» Work to complete:
The expected output is the full data, repeated exactly, without pictures.

*** Input Section Begins ***

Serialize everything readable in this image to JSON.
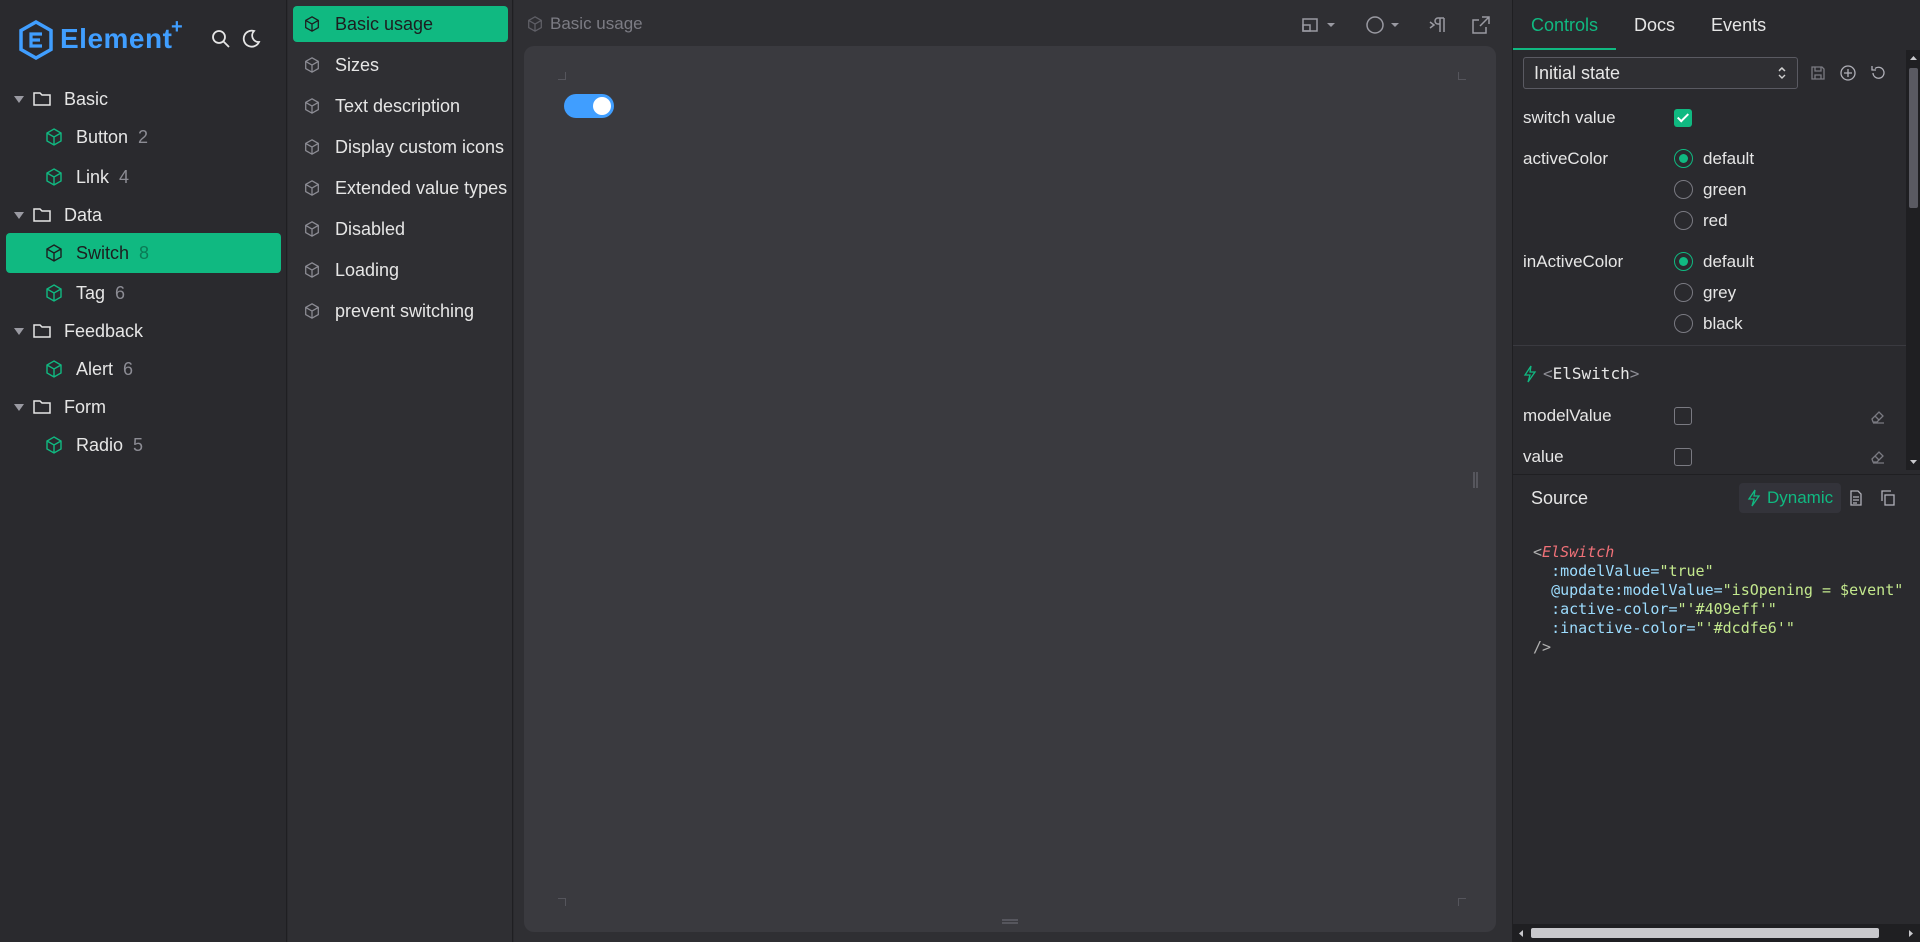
{
  "app": {
    "logo_text": "Element",
    "logo_plus": "+"
  },
  "sidebar": {
    "groups": [
      {
        "label": "Basic",
        "items": [
          {
            "label": "Button",
            "count": "2"
          },
          {
            "label": "Link",
            "count": "4"
          }
        ]
      },
      {
        "label": "Data",
        "items": [
          {
            "label": "Switch",
            "count": "8"
          },
          {
            "label": "Tag",
            "count": "6"
          }
        ]
      },
      {
        "label": "Feedback",
        "items": [
          {
            "label": "Alert",
            "count": "6"
          }
        ]
      },
      {
        "label": "Form",
        "items": [
          {
            "label": "Radio",
            "count": "5"
          }
        ]
      }
    ]
  },
  "stories": {
    "items": [
      "Basic usage",
      "Sizes",
      "Text description",
      "Display custom icons",
      "Extended value types",
      "Disabled",
      "Loading",
      "prevent switching"
    ]
  },
  "preview": {
    "title": "Basic usage",
    "switch_on": true
  },
  "panel": {
    "tabs": [
      "Controls",
      "Docs",
      "Events"
    ],
    "state_select": "Initial state",
    "controls": {
      "switch_value_label": "switch value",
      "active_color_label": "activeColor",
      "active_color_options": [
        "default",
        "green",
        "red"
      ],
      "inactive_color_label": "inActiveColor",
      "inactive_color_options": [
        "default",
        "grey",
        "black"
      ]
    },
    "component": {
      "lt": "<",
      "name": "ElSwitch",
      "gt": ">"
    },
    "props": {
      "model_value_label": "modelValue",
      "value_label": "value"
    },
    "source": {
      "label": "Source",
      "dynamic_label": "Dynamic",
      "code": {
        "open": "<",
        "tag": "ElSwitch",
        "l1_attr": ":modelValue=",
        "l1_val": "\"true\"",
        "l2_attr": "@update:modelValue=",
        "l2_val": "\"isOpening = $event\"",
        "l3_attr": ":active-color=",
        "l3_val": "\"'#409eff'\"",
        "l4_attr": ":inactive-color=",
        "l4_val": "\"'#dcdfe6'\"",
        "close": "/>"
      }
    }
  },
  "colors": {
    "accent": "#10b981",
    "brand": "#409eff"
  }
}
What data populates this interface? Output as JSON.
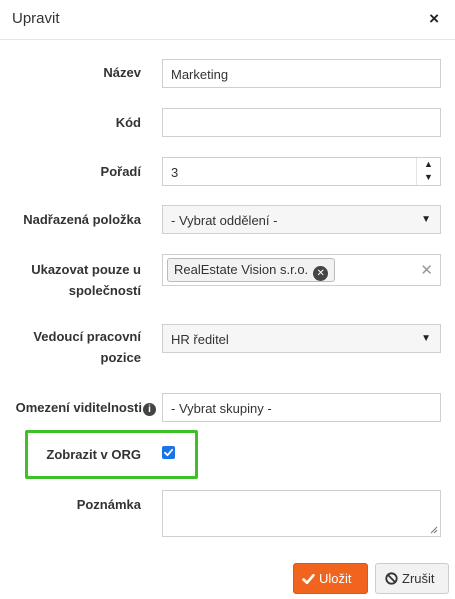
{
  "dialog": {
    "title": "Upravit",
    "close_glyph": "×"
  },
  "form": {
    "name": {
      "label": "Název",
      "value": "Marketing"
    },
    "code": {
      "label": "Kód",
      "value": ""
    },
    "order": {
      "label": "Pořadí",
      "value": "3",
      "up_glyph": "▲",
      "down_glyph": "▼"
    },
    "parent": {
      "label": "Nadřazená položka",
      "value": "- Vybrat oddělení -",
      "arrow": "▼"
    },
    "companies": {
      "label_line1": "Ukazovat pouze u",
      "label_line2": "společností",
      "chips": [
        "RealEstate Vision s.r.o."
      ],
      "chip_remove_glyph": "✕",
      "clear_glyph": "✕"
    },
    "position": {
      "label_line1": "Vedoucí pracovní",
      "label_line2": "pozice",
      "value": "HR ředitel",
      "arrow": "▼"
    },
    "visibility": {
      "label": "Omezení viditelnosti",
      "info_glyph": "i",
      "value": "- Vybrat skupiny -"
    },
    "show_in_org": {
      "label": "Zobrazit v ORG",
      "checked": true
    },
    "note": {
      "label": "Poznámka",
      "value": ""
    }
  },
  "buttons": {
    "save": {
      "label": "Uložit",
      "icon": "check-icon",
      "color": "#f0641e"
    },
    "cancel": {
      "label": "Zrušit",
      "icon": "ban-icon"
    }
  },
  "highlight_color": "#3fbf28"
}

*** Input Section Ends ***

» Task output:
Serialize everything readable in this image to JSON.
{
  "app": {
    "logo_text": "Element",
    "logo_plus": "+"
  },
  "sidebar": {
    "groups": [
      {
        "label": "Basic",
        "items": [
          {
            "label": "Button",
            "count": "2"
          },
          {
            "label": "Link",
            "count": "4"
          }
        ]
      },
      {
        "label": "Data",
        "items": [
          {
            "label": "Switch",
            "count": "8"
          },
          {
            "label": "Tag",
            "count": "6"
          }
        ]
      },
      {
        "label": "Feedback",
        "items": [
          {
            "label": "Alert",
            "count": "6"
          }
        ]
      },
      {
        "label": "Form",
        "items": [
          {
            "label": "Radio",
            "count": "5"
          }
        ]
      }
    ]
  },
  "stories": {
    "items": [
      "Basic usage",
      "Sizes",
      "Text description",
      "Display custom icons",
      "Extended value types",
      "Disabled",
      "Loading",
      "prevent switching"
    ]
  },
  "preview": {
    "title": "Basic usage",
    "switch_on": true
  },
  "panel": {
    "tabs": [
      "Controls",
      "Docs",
      "Events"
    ],
    "state_select": "Initial state",
    "controls": {
      "switch_value_label": "switch value",
      "active_color_label": "activeColor",
      "active_color_options": [
        "default",
        "green",
        "red"
      ],
      "inactive_color_label": "inActiveColor",
      "inactive_color_options": [
        "default",
        "grey",
        "black"
      ]
    },
    "component": {
      "lt": "<",
      "name": "ElSwitch",
      "gt": ">"
    },
    "props": {
      "model_value_label": "modelValue",
      "value_label": "value"
    },
    "source": {
      "label": "Source",
      "dynamic_label": "Dynamic",
      "code": {
        "open": "<",
        "tag": "ElSwitch",
        "l1_attr": ":modelValue=",
        "l1_val": "\"true\"",
        "l2_attr": "@update:modelValue=",
        "l2_val": "\"isOpening = $event\"",
        "l3_attr": ":active-color=",
        "l3_val": "\"'#409eff'\"",
        "l4_attr": ":inactive-color=",
        "l4_val": "\"'#dcdfe6'\"",
        "close": "/>"
      }
    }
  },
  "colors": {
    "accent": "#10b981",
    "brand": "#409eff"
  }
}
What data populates this interface? Output as JSON.
{
  "dialog": {
    "title": "Upravit",
    "close_glyph": "×"
  },
  "form": {
    "name": {
      "label": "Název",
      "value": "Marketing"
    },
    "code": {
      "label": "Kód",
      "value": ""
    },
    "order": {
      "label": "Pořadí",
      "value": "3",
      "up_glyph": "▲",
      "down_glyph": "▼"
    },
    "parent": {
      "label": "Nadřazená položka",
      "value": "- Vybrat oddělení -",
      "arrow": "▼"
    },
    "companies": {
      "label_line1": "Ukazovat pouze u",
      "label_line2": "společností",
      "chips": [
        "RealEstate Vision s.r.o."
      ],
      "chip_remove_glyph": "✕",
      "clear_glyph": "✕"
    },
    "position": {
      "label_line1": "Vedoucí pracovní",
      "label_line2": "pozice",
      "value": "HR ředitel",
      "arrow": "▼"
    },
    "visibility": {
      "label": "Omezení viditelnosti",
      "info_glyph": "i",
      "value": "- Vybrat skupiny -"
    },
    "show_in_org": {
      "label": "Zobrazit v ORG",
      "checked": true
    },
    "note": {
      "label": "Poznámka",
      "value": ""
    }
  },
  "buttons": {
    "save": {
      "label": "Uložit",
      "icon": "check-icon",
      "color": "#f0641e"
    },
    "cancel": {
      "label": "Zrušit",
      "icon": "ban-icon"
    }
  },
  "highlight_color": "#3fbf28"
}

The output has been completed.